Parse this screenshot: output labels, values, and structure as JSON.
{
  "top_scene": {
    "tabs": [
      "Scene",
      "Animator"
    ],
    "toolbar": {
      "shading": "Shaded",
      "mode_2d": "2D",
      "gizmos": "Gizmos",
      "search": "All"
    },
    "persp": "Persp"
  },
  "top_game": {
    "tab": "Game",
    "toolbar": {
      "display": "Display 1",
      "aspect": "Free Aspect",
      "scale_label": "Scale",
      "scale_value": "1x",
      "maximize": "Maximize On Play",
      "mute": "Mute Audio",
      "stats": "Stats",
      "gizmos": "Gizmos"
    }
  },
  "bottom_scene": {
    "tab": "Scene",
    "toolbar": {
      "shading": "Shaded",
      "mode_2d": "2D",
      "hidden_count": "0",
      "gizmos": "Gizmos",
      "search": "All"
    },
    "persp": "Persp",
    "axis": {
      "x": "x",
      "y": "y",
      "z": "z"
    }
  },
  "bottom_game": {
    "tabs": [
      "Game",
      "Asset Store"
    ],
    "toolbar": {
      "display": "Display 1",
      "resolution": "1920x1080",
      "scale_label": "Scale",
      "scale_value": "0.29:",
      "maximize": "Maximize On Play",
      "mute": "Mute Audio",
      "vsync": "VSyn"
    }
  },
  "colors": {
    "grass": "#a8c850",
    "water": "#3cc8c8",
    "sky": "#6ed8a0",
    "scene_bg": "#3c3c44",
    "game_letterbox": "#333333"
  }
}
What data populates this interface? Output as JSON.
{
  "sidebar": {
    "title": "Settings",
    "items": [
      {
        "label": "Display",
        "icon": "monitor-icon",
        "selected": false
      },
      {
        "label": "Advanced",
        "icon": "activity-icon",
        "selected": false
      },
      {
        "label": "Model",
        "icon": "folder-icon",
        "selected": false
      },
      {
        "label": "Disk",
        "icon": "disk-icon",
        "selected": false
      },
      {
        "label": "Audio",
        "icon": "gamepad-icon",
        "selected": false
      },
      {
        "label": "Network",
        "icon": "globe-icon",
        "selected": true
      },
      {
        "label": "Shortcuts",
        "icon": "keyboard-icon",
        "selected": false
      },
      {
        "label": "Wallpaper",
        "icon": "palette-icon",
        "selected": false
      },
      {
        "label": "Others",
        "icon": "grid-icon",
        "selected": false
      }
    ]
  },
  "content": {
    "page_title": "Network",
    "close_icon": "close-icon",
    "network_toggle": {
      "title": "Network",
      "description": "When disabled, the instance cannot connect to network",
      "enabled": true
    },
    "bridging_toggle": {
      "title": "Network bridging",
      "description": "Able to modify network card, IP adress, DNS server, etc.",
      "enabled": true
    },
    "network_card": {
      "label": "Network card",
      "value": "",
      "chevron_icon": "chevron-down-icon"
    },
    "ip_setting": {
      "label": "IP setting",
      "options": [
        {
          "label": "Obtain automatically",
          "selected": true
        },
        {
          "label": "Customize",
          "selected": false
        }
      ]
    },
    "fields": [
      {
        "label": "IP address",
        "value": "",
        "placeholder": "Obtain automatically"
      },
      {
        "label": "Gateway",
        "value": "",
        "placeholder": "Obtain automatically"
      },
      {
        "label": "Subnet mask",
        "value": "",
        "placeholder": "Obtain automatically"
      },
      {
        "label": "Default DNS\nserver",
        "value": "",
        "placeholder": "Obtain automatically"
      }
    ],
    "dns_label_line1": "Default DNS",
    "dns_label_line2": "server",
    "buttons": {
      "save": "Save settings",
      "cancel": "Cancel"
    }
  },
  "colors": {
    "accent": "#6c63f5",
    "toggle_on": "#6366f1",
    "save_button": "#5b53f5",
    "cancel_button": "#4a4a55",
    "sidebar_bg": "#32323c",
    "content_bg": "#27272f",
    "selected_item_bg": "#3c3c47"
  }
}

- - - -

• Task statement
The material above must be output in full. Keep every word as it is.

• Output for this exercise
Parse this screenshot: output labels, values, and structure as JSON.
{
  "top_scene": {
    "tabs": [
      "Scene",
      "Animator"
    ],
    "toolbar": {
      "shading": "Shaded",
      "mode_2d": "2D",
      "gizmos": "Gizmos",
      "search": "All"
    },
    "persp": "Persp"
  },
  "top_game": {
    "tab": "Game",
    "toolbar": {
      "display": "Display 1",
      "aspect": "Free Aspect",
      "scale_label": "Scale",
      "scale_value": "1x",
      "maximize": "Maximize On Play",
      "mute": "Mute Audio",
      "stats": "Stats",
      "gizmos": "Gizmos"
    }
  },
  "bottom_scene": {
    "tab": "Scene",
    "toolbar": {
      "shading": "Shaded",
      "mode_2d": "2D",
      "hidden_count": "0",
      "gizmos": "Gizmos",
      "search": "All"
    },
    "persp": "Persp",
    "axis": {
      "x": "x",
      "y": "y",
      "z": "z"
    }
  },
  "bottom_game": {
    "tabs": [
      "Game",
      "Asset Store"
    ],
    "toolbar": {
      "display": "Display 1",
      "resolution": "1920x1080",
      "scale_label": "Scale",
      "scale_value": "0.29:",
      "maximize": "Maximize On Play",
      "mute": "Mute Audio",
      "vsync": "VSyn"
    }
  },
  "colors": {
    "grass": "#a8c850",
    "water": "#3cc8c8",
    "sky": "#6ed8a0",
    "scene_bg": "#3c3c44",
    "game_letterbox": "#333333"
  }
}
What data populates this interface? Output as JSON.
{
  "sidebar": {
    "title": "Settings",
    "items": [
      {
        "label": "Display",
        "icon": "monitor-icon",
        "selected": false
      },
      {
        "label": "Advanced",
        "icon": "activity-icon",
        "selected": false
      },
      {
        "label": "Model",
        "icon": "folder-icon",
        "selected": false
      },
      {
        "label": "Disk",
        "icon": "disk-icon",
        "selected": false
      },
      {
        "label": "Audio",
        "icon": "gamepad-icon",
        "selected": false
      },
      {
        "label": "Network",
        "icon": "globe-icon",
        "selected": true
      },
      {
        "label": "Shortcuts",
        "icon": "keyboard-icon",
        "selected": false
      },
      {
        "label": "Wallpaper",
        "icon": "palette-icon",
        "selected": false
      },
      {
        "label": "Others",
        "icon": "grid-icon",
        "selected": false
      }
    ]
  },
  "content": {
    "page_title": "Network",
    "close_icon": "close-icon",
    "network_toggle": {
      "title": "Network",
      "description": "When disabled, the instance cannot connect to network",
      "enabled": true
    },
    "bridging_toggle": {
      "title": "Network bridging",
      "description": "Able to modify network card, IP adress, DNS server, etc.",
      "enabled": true
    },
    "network_card": {
      "label": "Network card",
      "value": "",
      "chevron_icon": "chevron-down-icon"
    },
    "ip_setting": {
      "label": "IP setting",
      "options": [
        {
          "label": "Obtain automatically",
          "selected": true
        },
        {
          "label": "Customize",
          "selected": false
        }
      ]
    },
    "fields": [
      {
        "label": "IP address",
        "value": "",
        "placeholder": "Obtain automatically"
      },
      {
        "label": "Gateway",
        "value": "",
        "placeholder": "Obtain automatically"
      },
      {
        "label": "Subnet mask",
        "value": "",
        "placeholder": "Obtain automatically"
      },
      {
        "label": "Default DNS\nserver",
        "value": "",
        "placeholder": "Obtain automatically"
      }
    ],
    "dns_label_line1": "Default DNS",
    "dns_label_line2": "server",
    "buttons": {
      "save": "Save settings",
      "cancel": "Cancel"
    }
  },
  "colors": {
    "accent": "#6c63f5",
    "toggle_on": "#6366f1",
    "save_button": "#5b53f5",
    "cancel_button": "#4a4a55",
    "sidebar_bg": "#32323c",
    "content_bg": "#27272f",
    "selected_item_bg": "#3c3c47"
  }
}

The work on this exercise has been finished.